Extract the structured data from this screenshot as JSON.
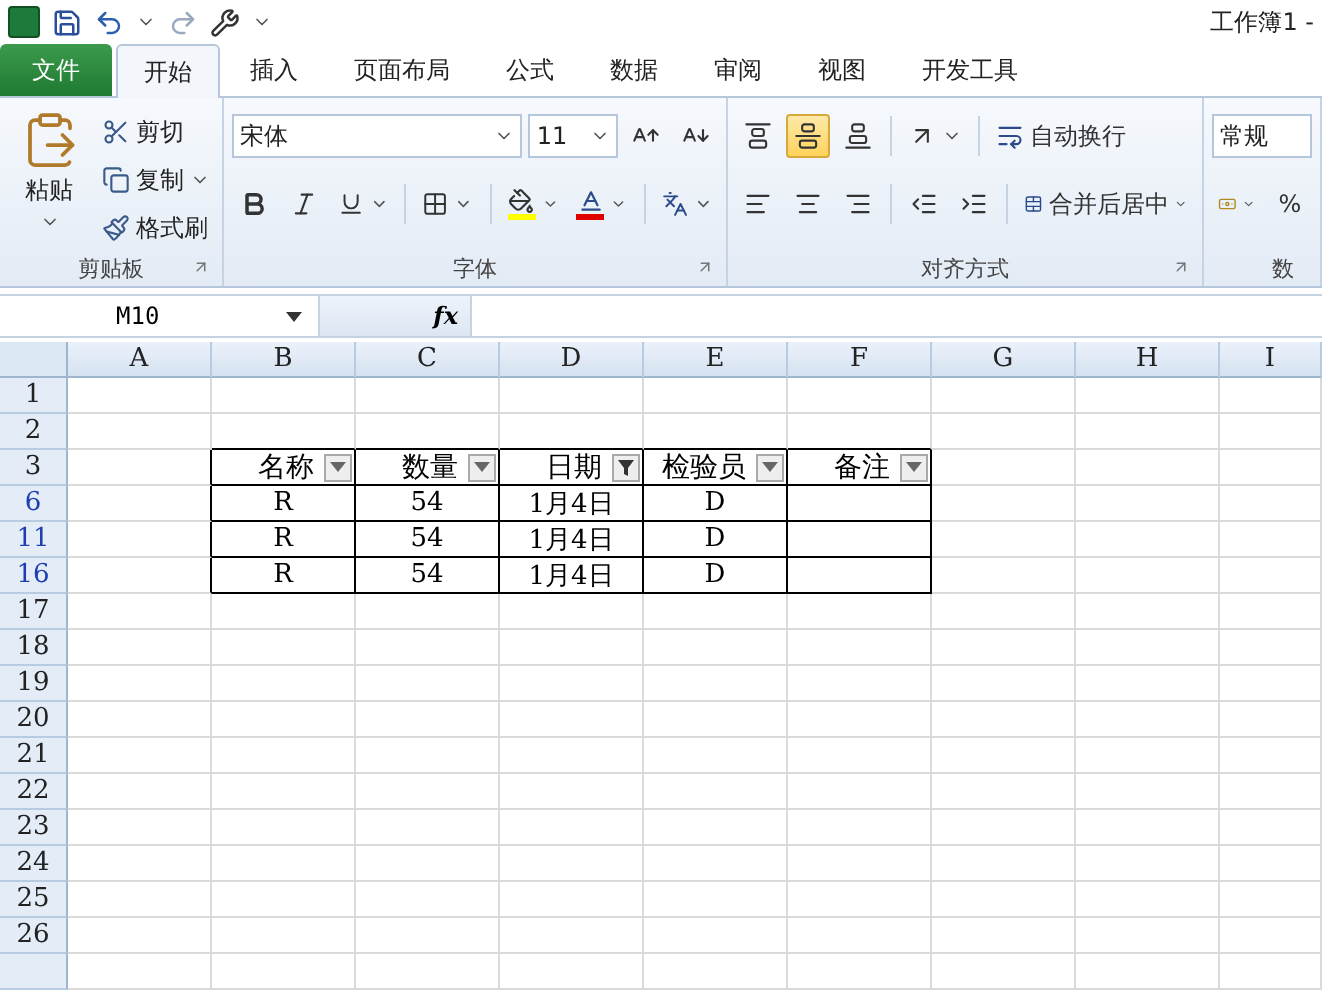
{
  "window": {
    "title": "工作簿1 -"
  },
  "tabs": [
    {
      "label": "文件",
      "kind": "file",
      "selected": false
    },
    {
      "label": "开始",
      "kind": "tab",
      "selected": true
    },
    {
      "label": "插入",
      "kind": "tab",
      "selected": false
    },
    {
      "label": "页面布局",
      "kind": "tab",
      "selected": false
    },
    {
      "label": "公式",
      "kind": "tab",
      "selected": false
    },
    {
      "label": "数据",
      "kind": "tab",
      "selected": false
    },
    {
      "label": "审阅",
      "kind": "tab",
      "selected": false
    },
    {
      "label": "视图",
      "kind": "tab",
      "selected": false
    },
    {
      "label": "开发工具",
      "kind": "tab",
      "selected": false
    }
  ],
  "ribbon": {
    "clipboard": {
      "label": "剪贴板",
      "paste": "粘贴",
      "actions": [
        "剪切",
        "复制",
        "格式刷"
      ]
    },
    "font": {
      "label": "字体",
      "font_name": "宋体",
      "font_size": "11"
    },
    "alignment": {
      "label": "对齐方式",
      "vertical": [
        {
          "selected": false
        },
        {
          "selected": true
        },
        {
          "selected": false
        }
      ],
      "wrap": "自动换行",
      "merge": "合并后居中"
    },
    "number": {
      "format": "常规",
      "percent": "%",
      "label": "数"
    }
  },
  "formula_bar": {
    "name_box": "M10",
    "function_label": "fx"
  },
  "sheet": {
    "columns": [
      "A",
      "B",
      "C",
      "D",
      "E",
      "F",
      "G",
      "H",
      "I"
    ],
    "table_header": [
      {
        "text": "名称",
        "filtered": false
      },
      {
        "text": "数量",
        "filtered": false
      },
      {
        "text": "日期",
        "filtered": true
      },
      {
        "text": "检验员",
        "filtered": false
      },
      {
        "text": "备注",
        "filtered": false
      }
    ],
    "rows": [
      {
        "label": "1",
        "filtered": false
      },
      {
        "label": "2",
        "filtered": false
      },
      {
        "label": "3",
        "filtered": false,
        "kind": "header"
      },
      {
        "label": "6",
        "filtered": true,
        "kind": "data",
        "cells": [
          "R",
          "54",
          "1月4日",
          "D"
        ]
      },
      {
        "label": "11",
        "filtered": true,
        "kind": "data",
        "cells": [
          "R",
          "54",
          "1月4日",
          "D"
        ]
      },
      {
        "label": "16",
        "filtered": true,
        "kind": "data",
        "cells": [
          "R",
          "54",
          "1月4日",
          "D"
        ]
      },
      {
        "label": "17",
        "filtered": false
      },
      {
        "label": "18",
        "filtered": false
      },
      {
        "label": "19",
        "filtered": false
      },
      {
        "label": "20",
        "filtered": false
      },
      {
        "label": "21",
        "filtered": false
      },
      {
        "label": "22",
        "filtered": false
      },
      {
        "label": "23",
        "filtered": false
      },
      {
        "label": "24",
        "filtered": false
      },
      {
        "label": "25",
        "filtered": false
      },
      {
        "label": "26",
        "filtered": false
      }
    ]
  }
}
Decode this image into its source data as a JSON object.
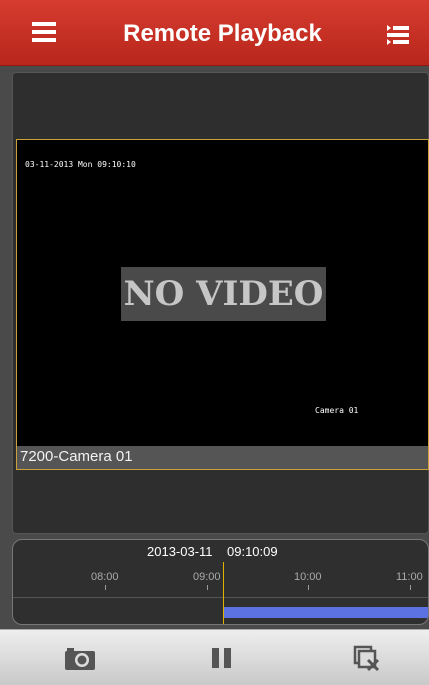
{
  "header": {
    "title": "Remote Playback",
    "menu_icon": "hamburger-menu-icon",
    "list_icon": "playlist-icon",
    "color": "#c8321f"
  },
  "video": {
    "osd_timestamp": "03-11-2013 Mon 09:10:10",
    "status_text": "NO VIDEO",
    "osd_camera": "Camera 01",
    "channel_label": "7200-Camera 01",
    "selected_border_color": "#c9a23a"
  },
  "timeline": {
    "date": "2013-03-11",
    "time": "09:10:09",
    "ticks": [
      "08:00",
      "09:00",
      "10:00",
      "11:00"
    ],
    "cursor_color": "#e0b000",
    "recording_color": "#5b72e0"
  },
  "toolbar": {
    "buttons": [
      {
        "icon": "camera-icon",
        "action": "snapshot"
      },
      {
        "icon": "pause-icon",
        "action": "pause"
      },
      {
        "icon": "close-window-icon",
        "action": "stop"
      }
    ]
  }
}
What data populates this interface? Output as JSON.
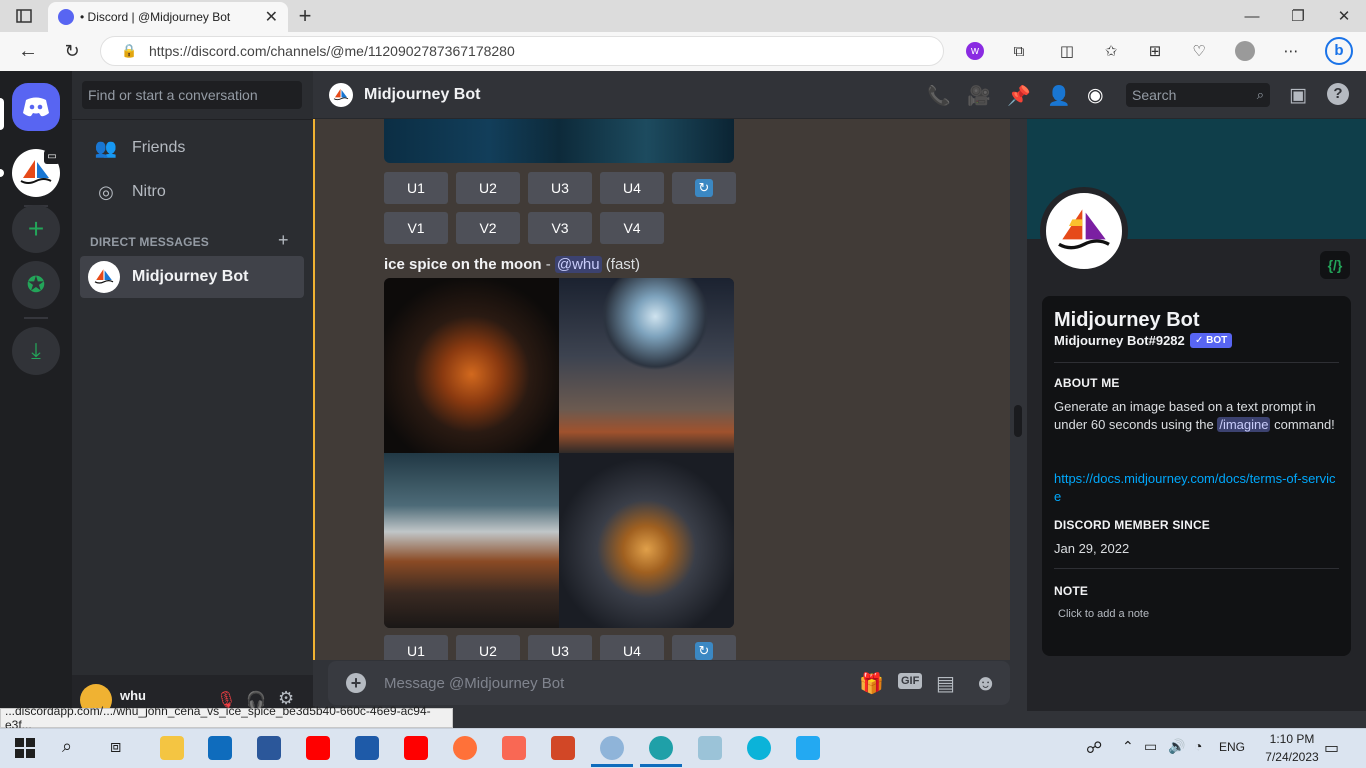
{
  "browser": {
    "tab_title": "• Discord | @Midjourney Bot",
    "url": "https://discord.com/channels/@me/1120902787367178280",
    "status_link": "...discordapp.com/.../whu_john_cena_vs_ice_spice_be3d5b40-660c-46e9-ac94-e3f..."
  },
  "sidebar": {
    "search_placeholder": "Find or start a conversation",
    "friends": "Friends",
    "nitro": "Nitro",
    "dm_header": "DIRECT MESSAGES",
    "dm_item": "Midjourney Bot",
    "user_name": "whu"
  },
  "header": {
    "channel_name": "Midjourney Bot",
    "search_placeholder": "Search"
  },
  "messages": {
    "upscale_buttons": [
      "U1",
      "U2",
      "U3",
      "U4"
    ],
    "variation_buttons": [
      "V1",
      "V2",
      "V3",
      "V4"
    ],
    "prompt": "ice spice on the moon",
    "separator": " - ",
    "mention": "@whu",
    "mode": " (fast)"
  },
  "composer": {
    "placeholder": "Message @Midjourney Bot",
    "gif_label": "GIF"
  },
  "profile": {
    "name": "Midjourney Bot",
    "tag": "Midjourney Bot#9282",
    "bot_badge": "✓ BOT",
    "about_title": "ABOUT ME",
    "about_text_1": "Generate an image based on a text prompt in under 60 seconds using the ",
    "about_cmd": "/imagine",
    "about_text_2": " command!",
    "link": "https://docs.midjourney.com/docs/terms-of-service",
    "member_since_title": "DISCORD MEMBER SINCE",
    "member_since": "Jan 29, 2022",
    "note_title": "NOTE",
    "note_placeholder": "Click to add a note",
    "dev_badge": "{/}"
  },
  "taskbar": {
    "time": "1:10 PM",
    "date": "7/24/2023",
    "lang": "ENG"
  },
  "colors": {
    "blurple": "#5865f2",
    "green": "#23a559",
    "link": "#00a8fc",
    "mention_bg": "#3c4270"
  }
}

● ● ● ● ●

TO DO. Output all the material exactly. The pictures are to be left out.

TASK ANSWER.
Extract the structured data from this screenshot as JSON.
{
  "window": {
    "title": "工作簿1 -"
  },
  "tabs": [
    {
      "label": "文件",
      "kind": "file",
      "selected": false
    },
    {
      "label": "开始",
      "kind": "tab",
      "selected": true
    },
    {
      "label": "插入",
      "kind": "tab",
      "selected": false
    },
    {
      "label": "页面布局",
      "kind": "tab",
      "selected": false
    },
    {
      "label": "公式",
      "kind": "tab",
      "selected": false
    },
    {
      "label": "数据",
      "kind": "tab",
      "selected": false
    },
    {
      "label": "审阅",
      "kind": "tab",
      "selected": false
    },
    {
      "label": "视图",
      "kind": "tab",
      "selected": false
    },
    {
      "label": "开发工具",
      "kind": "tab",
      "selected": false
    }
  ],
  "ribbon": {
    "clipboard": {
      "label": "剪贴板",
      "paste": "粘贴",
      "actions": [
        "剪切",
        "复制",
        "格式刷"
      ]
    },
    "font": {
      "label": "字体",
      "font_name": "宋体",
      "font_size": "11"
    },
    "alignment": {
      "label": "对齐方式",
      "vertical": [
        {
          "selected": false
        },
        {
          "selected": true
        },
        {
          "selected": false
        }
      ],
      "wrap": "自动换行",
      "merge": "合并后居中"
    },
    "number": {
      "format": "常规",
      "percent": "%",
      "label": "数"
    }
  },
  "formula_bar": {
    "name_box": "M10",
    "function_label": "fx"
  },
  "sheet": {
    "columns": [
      "A",
      "B",
      "C",
      "D",
      "E",
      "F",
      "G",
      "H",
      "I"
    ],
    "table_header": [
      {
        "text": "名称",
        "filtered": false
      },
      {
        "text": "数量",
        "filtered": false
      },
      {
        "text": "日期",
        "filtered": true
      },
      {
        "text": "检验员",
        "filtered": false
      },
      {
        "text": "备注",
        "filtered": false
      }
    ],
    "rows": [
      {
        "label": "1",
        "filtered": false
      },
      {
        "label": "2",
        "filtered": false
      },
      {
        "label": "3",
        "filtered": false,
        "kind": "header"
      },
      {
        "label": "6",
        "filtered": true,
        "kind": "data",
        "cells": [
          "R",
          "54",
          "1月4日",
          "D"
        ]
      },
      {
        "label": "11",
        "filtered": true,
        "kind": "data",
        "cells": [
          "R",
          "54",
          "1月4日",
          "D"
        ]
      },
      {
        "label": "16",
        "filtered": true,
        "kind": "data",
        "cells": [
          "R",
          "54",
          "1月4日",
          "D"
        ]
      },
      {
        "label": "17",
        "filtered": false
      },
      {
        "label": "18",
        "filtered": false
      },
      {
        "label": "19",
        "filtered": false
      },
      {
        "label": "20",
        "filtered": false
      },
      {
        "label": "21",
        "filtered": false
      },
      {
        "label": "22",
        "filtered": false
      },
      {
        "label": "23",
        "filtered": false
      },
      {
        "label": "24",
        "filtered": false
      },
      {
        "label": "25",
        "filtered": false
      },
      {
        "label": "26",
        "filtered": false
      }
    ]
  }
}
Decode this image into its source data as a JSON object.
{
  "header": {
    "title": "Remote Playback",
    "menu_icon": "hamburger-menu-icon",
    "list_icon": "playlist-icon",
    "color": "#c8321f"
  },
  "video": {
    "osd_timestamp": "03-11-2013 Mon 09:10:10",
    "status_text": "NO VIDEO",
    "osd_camera": "Camera 01",
    "channel_label": "7200-Camera 01",
    "selected_border_color": "#c9a23a"
  },
  "timeline": {
    "date": "2013-03-11",
    "time": "09:10:09",
    "ticks": [
      "08:00",
      "09:00",
      "10:00",
      "11:00"
    ],
    "cursor_color": "#e0b000",
    "recording_color": "#5b72e0"
  },
  "toolbar": {
    "buttons": [
      {
        "icon": "camera-icon",
        "action": "snapshot"
      },
      {
        "icon": "pause-icon",
        "action": "pause"
      },
      {
        "icon": "close-window-icon",
        "action": "stop"
      }
    ]
  }
}
What data populates this interface? Output as JSON.
{
  "browser": {
    "tab_title": "• Discord | @Midjourney Bot",
    "url": "https://discord.com/channels/@me/1120902787367178280",
    "status_link": "...discordapp.com/.../whu_john_cena_vs_ice_spice_be3d5b40-660c-46e9-ac94-e3f..."
  },
  "sidebar": {
    "search_placeholder": "Find or start a conversation",
    "friends": "Friends",
    "nitro": "Nitro",
    "dm_header": "DIRECT MESSAGES",
    "dm_item": "Midjourney Bot",
    "user_name": "whu"
  },
  "header": {
    "channel_name": "Midjourney Bot",
    "search_placeholder": "Search"
  },
  "messages": {
    "upscale_buttons": [
      "U1",
      "U2",
      "U3",
      "U4"
    ],
    "variation_buttons": [
      "V1",
      "V2",
      "V3",
      "V4"
    ],
    "prompt": "ice spice on the moon",
    "separator": " - ",
    "mention": "@whu",
    "mode": " (fast)"
  },
  "composer": {
    "placeholder": "Message @Midjourney Bot",
    "gif_label": "GIF"
  },
  "profile": {
    "name": "Midjourney Bot",
    "tag": "Midjourney Bot#9282",
    "bot_badge": "✓ BOT",
    "about_title": "ABOUT ME",
    "about_text_1": "Generate an image based on a text prompt in under 60 seconds using the ",
    "about_cmd": "/imagine",
    "about_text_2": " command!",
    "link": "https://docs.midjourney.com/docs/terms-of-service",
    "member_since_title": "DISCORD MEMBER SINCE",
    "member_since": "Jan 29, 2022",
    "note_title": "NOTE",
    "note_placeholder": "Click to add a note",
    "dev_badge": "{/}"
  },
  "taskbar": {
    "time": "1:10 PM",
    "date": "7/24/2023",
    "lang": "ENG"
  },
  "colors": {
    "blurple": "#5865f2",
    "green": "#23a559",
    "link": "#00a8fc",
    "mention_bg": "#3c4270"
  }
}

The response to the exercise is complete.